Anyway, back to the proposal itself. I've heard of/seen good ideas as well as some not-so-great and even bad ideas. The good ideas usually have something to do with a meaningful venue or other "thing" that has been a part of the relationship. I think that this is an example of a very well done, almost perfect in every way proposal. Chana's recent engagement is also a very picturesque story. Other examples I've encountered include:
A banner seen while sky diving, holding a banner/flowers while waiting at the airport, popping the question on a plane and having the pilot announce that they will not land until she says yes, the ring placed in a glass of champagne, an Old City of Jerusalem rooftop overlooking the Kotel plaza, spelling out the question using Bananagrams (saw this on two different occasions, actually), asking during a romantic dinner, and even just asking casually (anyone seen the famous Rocky II scene?).
One friend told me he had this shtick where he would always ask the girl he was going out with to get something from the glove compartment of his car, starting with the first date and periodically throughout their shidduch. This lured her into a false sense of security that retrieving things from the glove compartment was a totally normal thing to do. Thus, when he popped the question, she had no clue - and it worked for him.
The recent engagement I referenced above in the caveat involves a staged arrest with local law enforcement. I've seen pictures, but I heard more details from a first-hand source who was there taking pictures. While my friend and his soon-to-be fiancee were sitting in his parked car, a cop drives up and asks him to step out of his car. The policeman asks him a bunch of questions, physically searches him, and basically prepares to slap on the handcuffs and haul my friend off to jail. The girl, in the meantime, is crying and understandably freaking out. The officer asks my friend if he has any last thing to say, and he pulls out the ring and proposes.
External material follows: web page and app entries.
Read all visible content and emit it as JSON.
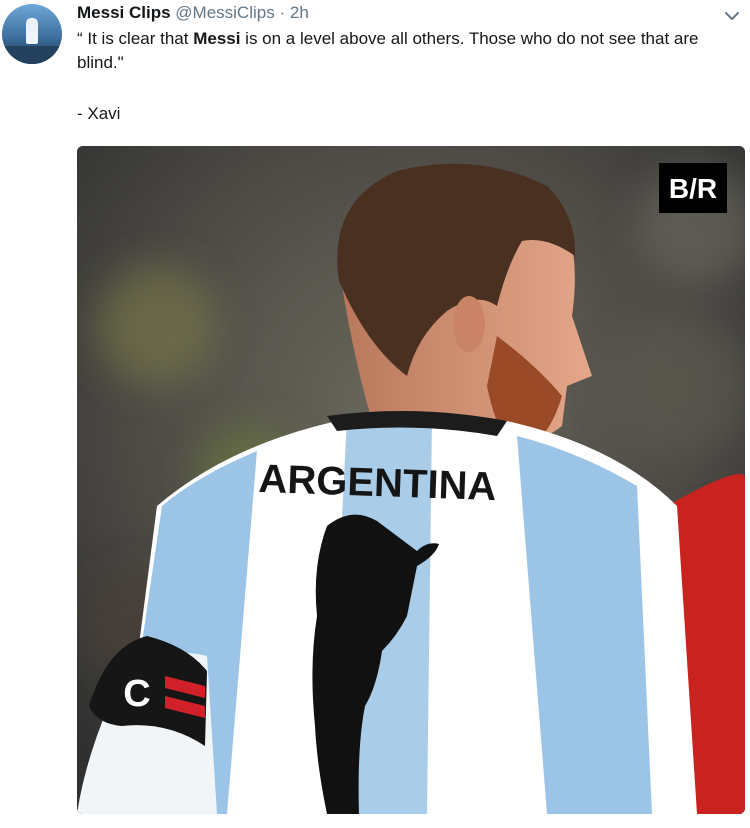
{
  "tweet": {
    "display_name": "Messi Clips",
    "handle": "@MessiClips",
    "separator": "·",
    "time": "2h",
    "text_line1_pre": "“ It is clear that ",
    "text_line1_bold": "Messi",
    "text_line1_post": " is on a level above all others. Those who do not see that are blind.\"",
    "attribution": "- Xavi"
  },
  "media": {
    "logo_text": "B/R",
    "jersey_text": "ARGENTINA",
    "armband_letter": "C"
  },
  "icons": {
    "caret": "chevron-down-icon"
  }
}
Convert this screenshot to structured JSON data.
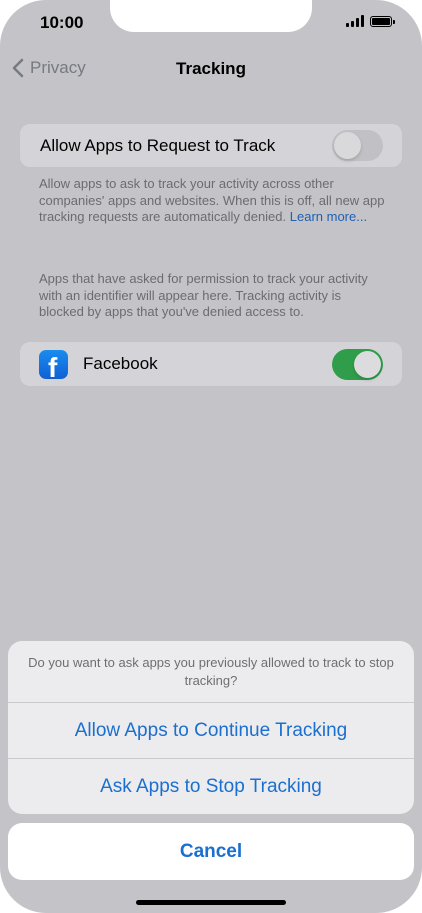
{
  "status_bar": {
    "time": "10:00"
  },
  "nav": {
    "back_label": "Privacy",
    "title": "Tracking"
  },
  "allow_request": {
    "label": "Allow Apps to Request to Track",
    "toggle_state": "off"
  },
  "allow_footnote": {
    "text": "Allow apps to ask to track your activity across other companies' apps and websites. When this is off, all new app tracking requests are automatically denied. ",
    "link": "Learn more..."
  },
  "apps_footnote": "Apps that have asked for permission to track your activity with an identifier will appear here. Tracking activity is blocked by apps that you've denied access to.",
  "apps": [
    {
      "name": "Facebook",
      "icon": "facebook-icon",
      "toggle_state": "on"
    }
  ],
  "action_sheet": {
    "message": "Do you want to ask apps you previously allowed to track to stop tracking?",
    "buttons": [
      "Allow Apps to Continue Tracking",
      "Ask Apps to Stop Tracking"
    ],
    "cancel": "Cancel"
  },
  "colors": {
    "accent": "#1a6fcf",
    "toggle_on": "#2f9d4a",
    "dimmed_background": "#c3c3c8"
  }
}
Granted, she said yes, but I really don't think this sort of thing is a good idea. His original plan had something to do with planting a security risk item inside her carry-on at the airport and pulling a similar stunt using airport security. The other friend who related the proposal story told me he quickly nixed that when my engaged friend suggested it - and I think that was the proper course of action.
Anything that involves scaring the girl to tears is not worth it, in my opinion. Certainly, figuring out something clever and poignant (with personal in-jokes perhaps) is the goal, not to frighten her to death and then scream out "gotcha!"
A close friend who is part of the Lakewood crowd recently got engaged and I asked him about all the details. He simply proposed in a park, without any jewelry on hand. But a short while later when they got back to the car, he had 3 bracelets prepared for her, and let her pick the one she wanted - apparently in Lakewood there are these really heimishe jewelry stores that let you borrow a few items of jewelry, then you let the girl pick the one she likes, pay for it, and return the other ones. I think that's a pretty neat idea! Though it would definitely require a very specific kind of store to let you do that
As a side point, he also told me that there is a car rental service in Lakewood that guys use for dates that gives you a free upgrade every 10 dates. In addition, if you actually get engaged to a girl while using their car, they take your name and add if to their list of satisfied customers, haha.
Any married readers want to weigh in on this? Unmarried readers are welcome to share what they envision happening as well.